Roger Puta captured this scene along the Burlington Northern main line at Castle Rock, Washington in October, 1978.

The one drawback to CWR is its tendency to kink, or turn into spaghetti, during the high heat of summer. Known as sun kinks this phenomenon can result in either slow orders or the movements to be suspended entirely until the night or late evening when cooler temperatures allow the track to settle back into place. However, warm temperatures are needed when installing CWR as doing so in cold weather when the steel tends to contract can result in buckling and warping when warmer weather prevails.

Roger Puta captured this photo from the fireman's side of the cab of Santa Fe F7A #306-L leading train #2, the eastbound "San Francisco Chief," negotiating Tehachapi Loop on August 26, 1967. Note the freight train above.

During the late 19th century railroad track could weigh less than 80 pounds (typically measured per yard) but as the decades passed and locomotives and cars grew larger the rails have had to follow. Today, the major rail arteries around the country employ track that weight at least 120 pounds but some can weight up to 140 pounds. Interestingly, relics can still be found out there, particularly on tourist railroads that can contain railroad track dating back to the late 1800s and be no heavier than 90 pounds.

What years of deferred/no maintenance look like; decaying ex-Chicago & North Western trackage near Hamburg, Minnesota on August 18, 1994. The property is still in service today, operated by the Minnesota Prairie Line. Doug Kroll photo.

Today, with trains so heavy and the required weight of the track now well in excess of 100 pounds new rail can be very expensive so when purchasing it railroads try to closely match it with whatever type of service it is intended for. For instance, if a rail line only sees short or infrequent trains such as on branch lines these typically are not as heavy as long coal drags, which will, naturally, require much heavier rail. In any even, early railroad track has given way to the much heavier and more comfortable (in terms of the ride) ribbon rail.

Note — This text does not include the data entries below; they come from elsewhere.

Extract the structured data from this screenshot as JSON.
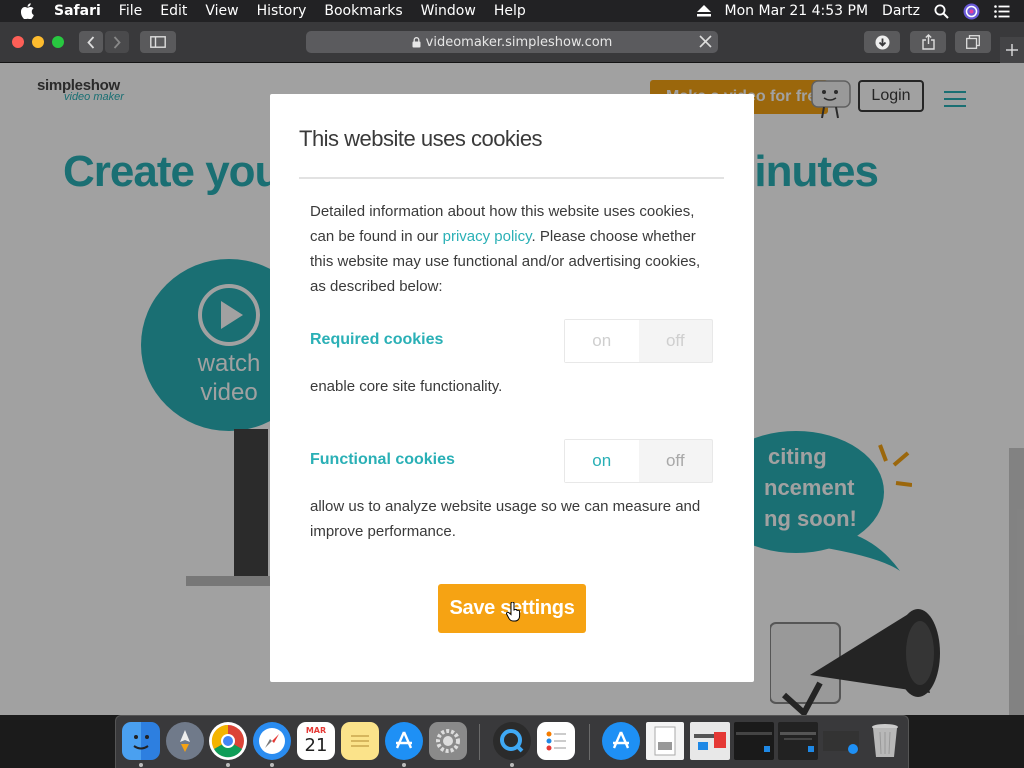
{
  "menubar": {
    "apple": "apple-logo",
    "app_name": "Safari",
    "menus": [
      "File",
      "Edit",
      "View",
      "History",
      "Bookmarks",
      "Window",
      "Help"
    ],
    "datetime": "Mon Mar 21  4:53 PM",
    "user": "Dartz"
  },
  "toolbar": {
    "url": "videomaker.simpleshow.com"
  },
  "site": {
    "logo_main": "simpleshow",
    "logo_sub": "video maker",
    "make_video_label": "Make a video for free",
    "login_label": "Login",
    "headline": "Create your s                              in minutes",
    "watch_label": "watch video",
    "bubble_text_1": "citing",
    "bubble_text_2": "ncement",
    "bubble_text_3": "ng soon!"
  },
  "modal": {
    "title": "This website uses cookies",
    "desc_before_link": "Detailed information about how this website uses cookies, can be found in our ",
    "link_text": "privacy policy",
    "desc_after_link": ". Please choose whether this website may use functional and/or advertising cookies, as described below:",
    "required": {
      "label": "Required cookies",
      "on_label": "on",
      "off_label": "off",
      "description": "enable core site functionality."
    },
    "functional": {
      "label": "Functional cookies",
      "on_label": "on",
      "off_label": "off",
      "description": "allow us to analyze website usage so we can measure and improve performance."
    },
    "save_label": "Save settings"
  },
  "dock": {
    "apps": [
      "finder-icon",
      "launchpad-icon",
      "chrome-icon",
      "safari-icon",
      "calendar-icon",
      "notes-icon",
      "app-store-icon",
      "system-preferences-icon",
      "quicktime-icon",
      "reminders-icon",
      "app-store-downloads-icon",
      "document-icon",
      "window-thumbnail-1-icon",
      "window-thumbnail-2-icon",
      "window-thumbnail-3-icon",
      "trash-icon"
    ],
    "calendar_month": "MAR",
    "calendar_day": "21"
  },
  "colors": {
    "accent": "#2ab0b6",
    "orange": "#f6a313"
  }
}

And, CWR has become a science into itself as railroads must make sure they install the rail correctly and in warm enough temperatures to keep kinking from occurring.

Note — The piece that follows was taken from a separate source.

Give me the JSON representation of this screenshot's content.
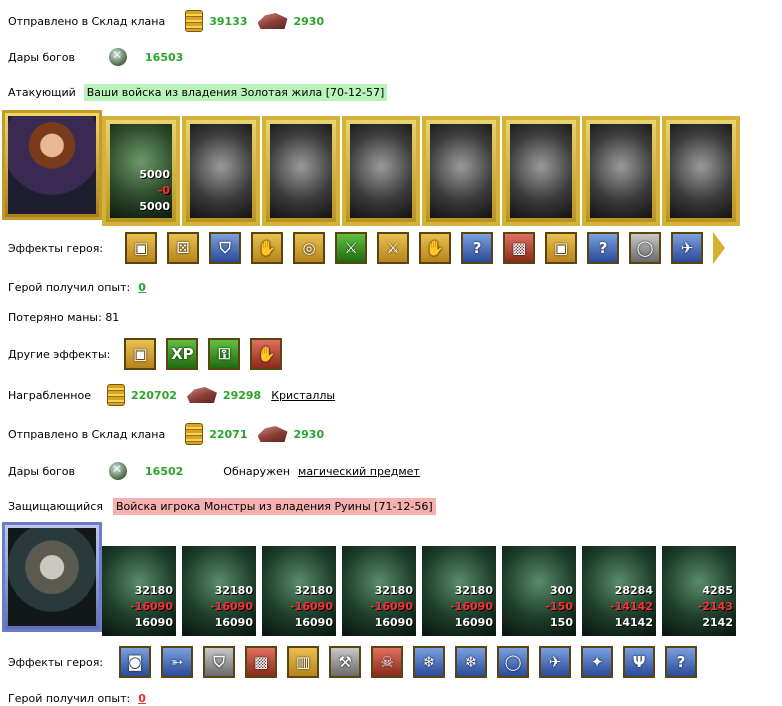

Top Of Page

› Track

Header Photo: Drew Jacksich

Researching Rights-Of-Way

A popular pastime for many is studying and/or exploring abandoned rights-of-way.  Today, there are tens of thousands of miles scattered throughout the country.  Many were pulled up in the 1970's and 1980's although others were removed long before that.  If you are researching active or abandoned corridors you might want to check out the United States Geological Survey's (USGS) Historical Topographic Map Explorer.  It is an excellent resource with thousands of historic maps on file throughout the country.  Just type in a town or city and click on the timeline of maps at the bottom of the page!

Studying Diesels

You will be hard pressed at finding a better online resource regarding diesel locomotives than Craig Rutherford's TheDieselShop.us.  The website contains everything from historic (fallen flags) to contemporary (Class I's, regionals, short lines, and even some museums/tourist lines) rosters, locomotive production information, technical data, all notable models cataloged by the five major builders (American Locomotive, Electro-Motive, General Electric, Fairbanks-Morse, and Baldwin), and much more.  A highly recommended database!

Electro-Motive Database

In 1998 a gentleman by the name of Andre Kristopans put together a web page highlighting virtually every unit every out-shopped by General Motors' Electro-Motive Division.  Alas, in 2013 the site closed by thankfully Don Strack rescued the data and transferred it over to his UtahRails.net site (another fine resource).  If you are researching anything EMD related please visit this page first.  The information includes original numbers, serials, and order numbers.